(Element data from apps and pages)
^^^^^^^^^^^^^^^^

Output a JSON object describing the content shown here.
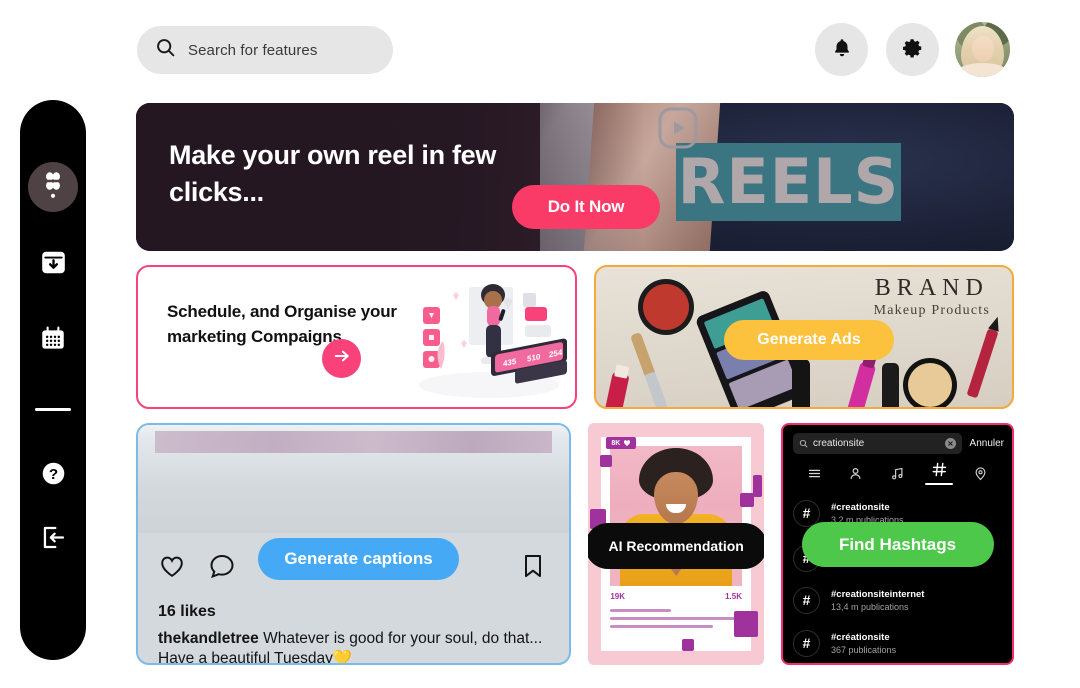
{
  "search": {
    "placeholder": "Search for features",
    "icon": "search-icon"
  },
  "header": {
    "notifications_icon": "bell-icon",
    "settings_icon": "gear-icon",
    "avatar_label": "User avatar"
  },
  "sidebar": {
    "items": [
      {
        "name": "logo",
        "icon": "clover-logo-icon",
        "active": true
      },
      {
        "name": "inbox",
        "icon": "inbox-download-icon",
        "active": false
      },
      {
        "name": "calendar",
        "icon": "calendar-icon",
        "active": false
      },
      {
        "name": "help",
        "icon": "question-mark-icon",
        "active": false
      },
      {
        "name": "logout",
        "icon": "logout-icon",
        "active": false
      }
    ]
  },
  "hero": {
    "title": "Make your own reel in few clicks...",
    "cta_label": "Do It Now",
    "reels_word": "REELS",
    "reels_icon": "reels-play-icon",
    "cta_color": "#fa3b68"
  },
  "schedule_card": {
    "title": "Schedule, and Organise your marketing Compaigns",
    "arrow_icon": "arrow-right-icon",
    "border_color": "#f9417a"
  },
  "ads_card": {
    "brand_line1": "BRAND",
    "brand_line2": "Makeup Products",
    "cta_label": "Generate Ads",
    "cta_color": "#fcc13d",
    "border_color": "#f6a93b"
  },
  "post_card": {
    "cta_label": "Generate captions",
    "cta_color": "#45a9f5",
    "border_color": "#7bbbe8",
    "likes": "16 likes",
    "caption_user": "thekandletree",
    "caption_text": " Whatever is good for your soul, do that... Have a beautiful Tuesday💛",
    "icons": [
      "heart-icon",
      "comment-icon",
      "share-icon",
      "bookmark-icon"
    ]
  },
  "ai_card": {
    "cta_label": "AI Recommendation",
    "cta_color": "#0b0b0b",
    "badge_top": "8K",
    "stat_left": "19K",
    "stat_right": "1.5K"
  },
  "hashtag_card": {
    "search_value": "creationsite",
    "cancel_label": "Annuler",
    "cta_label": "Find Hashtags",
    "cta_color": "#4ec84a",
    "border_color": "#f42a72",
    "tabs": [
      {
        "icon": "menu-icon",
        "active": false
      },
      {
        "icon": "person-icon",
        "active": false
      },
      {
        "icon": "music-note-icon",
        "active": false
      },
      {
        "icon": "hashtag-icon",
        "active": true
      },
      {
        "icon": "location-pin-icon",
        "active": false
      }
    ],
    "results": [
      {
        "tag": "#creationsite",
        "count": "3,2 m publications"
      },
      {
        "tag": "#creationsiteinternet",
        "count": "13,4 m publications"
      },
      {
        "tag": "#créationsite",
        "count": "367 publications"
      }
    ]
  }
}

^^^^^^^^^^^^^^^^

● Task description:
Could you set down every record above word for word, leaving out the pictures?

● Solution for this exercise:
Output a JSON object describing the content shown here.
{
  "search": {
    "placeholder": "Search for features",
    "icon": "search-icon"
  },
  "header": {
    "notifications_icon": "bell-icon",
    "settings_icon": "gear-icon",
    "avatar_label": "User avatar"
  },
  "sidebar": {
    "items": [
      {
        "name": "logo",
        "icon": "clover-logo-icon",
        "active": true
      },
      {
        "name": "inbox",
        "icon": "inbox-download-icon",
        "active": false
      },
      {
        "name": "calendar",
        "icon": "calendar-icon",
        "active": false
      },
      {
        "name": "help",
        "icon": "question-mark-icon",
        "active": false
      },
      {
        "name": "logout",
        "icon": "logout-icon",
        "active": false
      }
    ]
  },
  "hero": {
    "title": "Make your own reel in few clicks...",
    "cta_label": "Do It Now",
    "reels_word": "REELS",
    "reels_icon": "reels-play-icon",
    "cta_color": "#fa3b68"
  },
  "schedule_card": {
    "title": "Schedule, and Organise your marketing Compaigns",
    "arrow_icon": "arrow-right-icon",
    "border_color": "#f9417a"
  },
  "ads_card": {
    "brand_line1": "BRAND",
    "brand_line2": "Makeup Products",
    "cta_label": "Generate Ads",
    "cta_color": "#fcc13d",
    "border_color": "#f6a93b"
  },
  "post_card": {
    "cta_label": "Generate captions",
    "cta_color": "#45a9f5",
    "border_color": "#7bbbe8",
    "likes": "16 likes",
    "caption_user": "thekandletree",
    "caption_text": " Whatever is good for your soul, do that... Have a beautiful Tuesday💛",
    "icons": [
      "heart-icon",
      "comment-icon",
      "share-icon",
      "bookmark-icon"
    ]
  },
  "ai_card": {
    "cta_label": "AI Recommendation",
    "cta_color": "#0b0b0b",
    "badge_top": "8K",
    "stat_left": "19K",
    "stat_right": "1.5K"
  },
  "hashtag_card": {
    "search_value": "creationsite",
    "cancel_label": "Annuler",
    "cta_label": "Find Hashtags",
    "cta_color": "#4ec84a",
    "border_color": "#f42a72",
    "tabs": [
      {
        "icon": "menu-icon",
        "active": false
      },
      {
        "icon": "person-icon",
        "active": false
      },
      {
        "icon": "music-note-icon",
        "active": false
      },
      {
        "icon": "hashtag-icon",
        "active": true
      },
      {
        "icon": "location-pin-icon",
        "active": false
      }
    ],
    "results": [
      {
        "tag": "#creationsite",
        "count": "3,2 m publications"
      },
      {
        "tag": "#creationsiteinternet",
        "count": "13,4 m publications"
      },
      {
        "tag": "#créationsite",
        "count": "367 publications"
      }
    ]
  }
}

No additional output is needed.